Does an employee’s adult-themed posts – she called them jokes –  on a social media site impact her claims of unwanted sexual harassment in the workplace?  Does a school have the right to discipline a student in a professional program for her posts – which she called satire?

In the first case, a judge ruled that adult themed posts on a social media page were relevant to her sexual harassment claim, but were not yet fatal to her case at the summary judgment stage.This case began with police officer Christina Targonski and her workplace, the City of Oak Ridge, Tennessee.  Targonski argued that there were rumors being spread about her sexual preferences and her willingness to engage in certain sexual conduct outside the office.  Targonski complained about the behavior to her superiors.  She then claims she was discriminated against and retaliated against by the City. During the course of her litigation, it was revealed that Targonski posted on her Facebook account that she was interested in “Naked Twister” and other adult themed conduct. Her posts were occurring at the time she claims the rumors created a hostile work environment.

When Targonski sued the City for sexual harassment, the City sought summary judgment (essentially an early dismissal) of the case arguing that Targonski’s social media posts showed that the conduct was not unwelcome and offensive to her.  The Court found the posts curious, but noted that Targonski called the posts “jokes” between friends.  The Court then found, at the early stage of the case, that Targonski – if she was to be believed – could proceed with her case.  Targonski v. City of Oak Ridge, Case No. 3:11-CV-269 (E.Dist. of Tenn., July 18, 2012)

In the second case, a mortuary student at the University of Minnesota sued to appeal discipline imposed against her for posts on Facebook.  Tatro v. University of Minnesota, 816 N.W.2d 509 (Mn. 2012).  In this case, the Supreme Court of Minnesota was asked to evaluate whether discipline imposed against Tatro by the school constituted a violation of her right to free speech under the First Amendment to the Constitution.

In this case, Tatro was a mortuary student at a program designed to train morticians and funeral directors.  Tatro posted several comments on Facebook about stabbing someone with a needle.  The school found out about the posts and ultimately that Tatro had violated the schools academic program rules.  Tatro was given a failing grade in one course and was placed on probation for the remainder of her college career, as well as additional sanctions.

Tatro eventually sued arguing that the discipline violated her right of free speech.

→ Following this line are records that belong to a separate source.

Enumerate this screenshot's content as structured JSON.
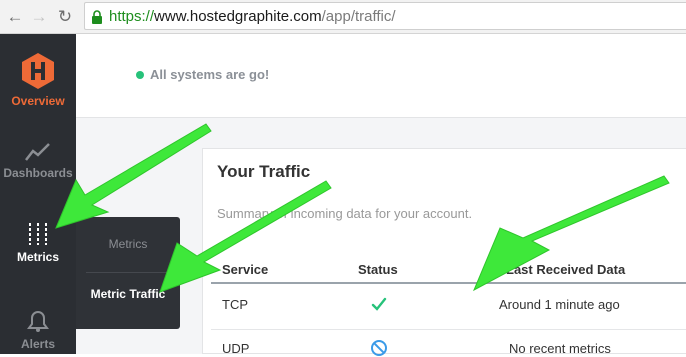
{
  "browser": {
    "url_scheme": "https://",
    "url_host": "www.hostedgraphite.com",
    "url_path": "/app/traffic/"
  },
  "sidebar": {
    "logo_label": "Overview",
    "items": [
      {
        "label": "Dashboards",
        "icon": "line-chart-icon"
      },
      {
        "label": "Metrics",
        "icon": "sliders-icon"
      },
      {
        "label": "Alerts",
        "icon": "bell-icon"
      }
    ],
    "accent_color": "#ee6a37"
  },
  "submenu": {
    "items": [
      {
        "label": "Metrics"
      },
      {
        "label": "Metric Traffic"
      }
    ]
  },
  "status": {
    "text": "All systems are go!",
    "color": "#27c27a"
  },
  "traffic": {
    "title": "Your Traffic",
    "subtitle": "Summary of incoming data for your account.",
    "columns": [
      "Service",
      "Status",
      "Last Received Data"
    ],
    "rows": [
      {
        "service": "TCP",
        "status_icon": "check-icon",
        "last": "Around 1 minute ago"
      },
      {
        "service": "UDP",
        "status_icon": "blocked-icon",
        "last": "No recent metrics"
      }
    ]
  }
}
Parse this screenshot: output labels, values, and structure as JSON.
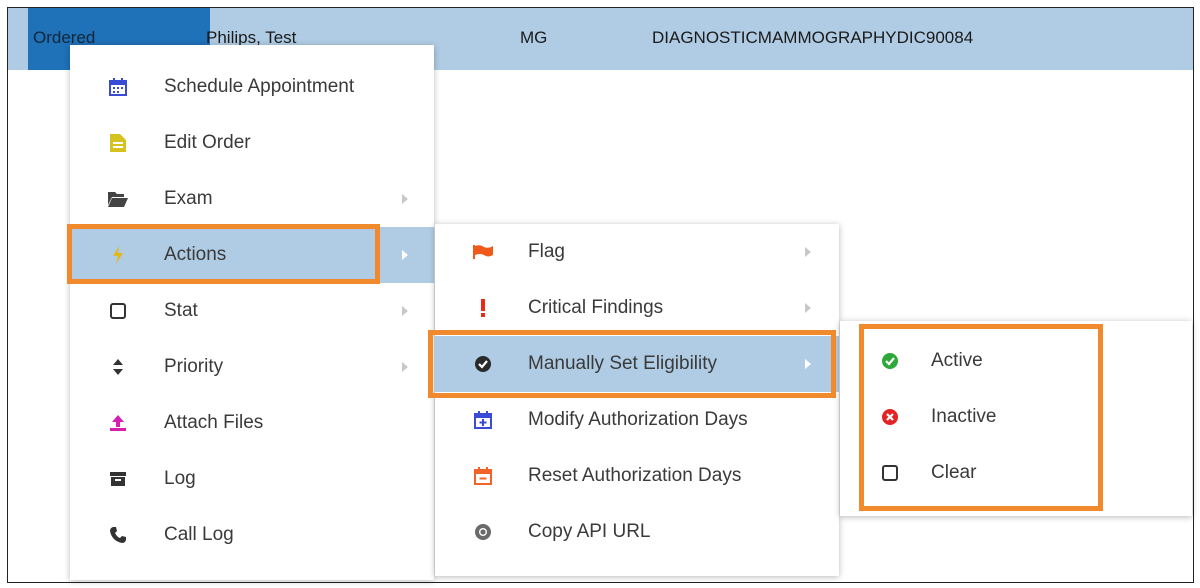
{
  "row": {
    "status": "Ordered",
    "patient": "Philips, Test",
    "modality": "MG",
    "procedure": "DIAGNOSTICMAMMOGRAPHYDIC90084"
  },
  "menu1": {
    "items": [
      {
        "label": "Schedule Appointment",
        "icon": "calendar-icon"
      },
      {
        "label": "Edit Order",
        "icon": "document-icon"
      },
      {
        "label": "Exam",
        "icon": "folder-open-icon"
      },
      {
        "label": "Actions",
        "icon": "bolt-icon"
      },
      {
        "label": "Stat",
        "icon": "checkbox-icon"
      },
      {
        "label": "Priority",
        "icon": "sort-icon"
      },
      {
        "label": "Attach Files",
        "icon": "upload-icon"
      },
      {
        "label": "Log",
        "icon": "archive-icon"
      },
      {
        "label": "Call Log",
        "icon": "phone-icon"
      }
    ]
  },
  "menu2": {
    "items": [
      {
        "label": "Flag",
        "icon": "flag-icon"
      },
      {
        "label": "Critical Findings",
        "icon": "exclamation-icon"
      },
      {
        "label": "Manually Set Eligibility",
        "icon": "check-circle-icon"
      },
      {
        "label": "Modify Authorization Days",
        "icon": "calendar-plus-icon"
      },
      {
        "label": "Reset Authorization Days",
        "icon": "calendar-minus-icon"
      },
      {
        "label": "Copy API URL",
        "icon": "chrome-icon"
      }
    ]
  },
  "menu3": {
    "items": [
      {
        "label": "Active",
        "icon": "check-circle-green-icon"
      },
      {
        "label": "Inactive",
        "icon": "x-circle-red-icon"
      },
      {
        "label": "Clear",
        "icon": "checkbox-empty-icon"
      }
    ]
  },
  "colors": {
    "row_bg": "#b0cce4",
    "status_bg": "#1f71b8",
    "highlight": "#b0cce4",
    "outline": "#f08a2c"
  }
}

Tatro also argued that the posts were merely satire.   The Minnesota Supreme Court, in a case of first impression, rejected her claims finding that Tatro had agreed to certain Mortuary Science Program Rules which were more restrictive than normal student speech restrictions.  Ultimately, they upheld the sanctions against Tatro.

Today’s takeaway?  Watch what you post on Social Media pages.  Whether or not they are jokes, they can come back years later to haunt you.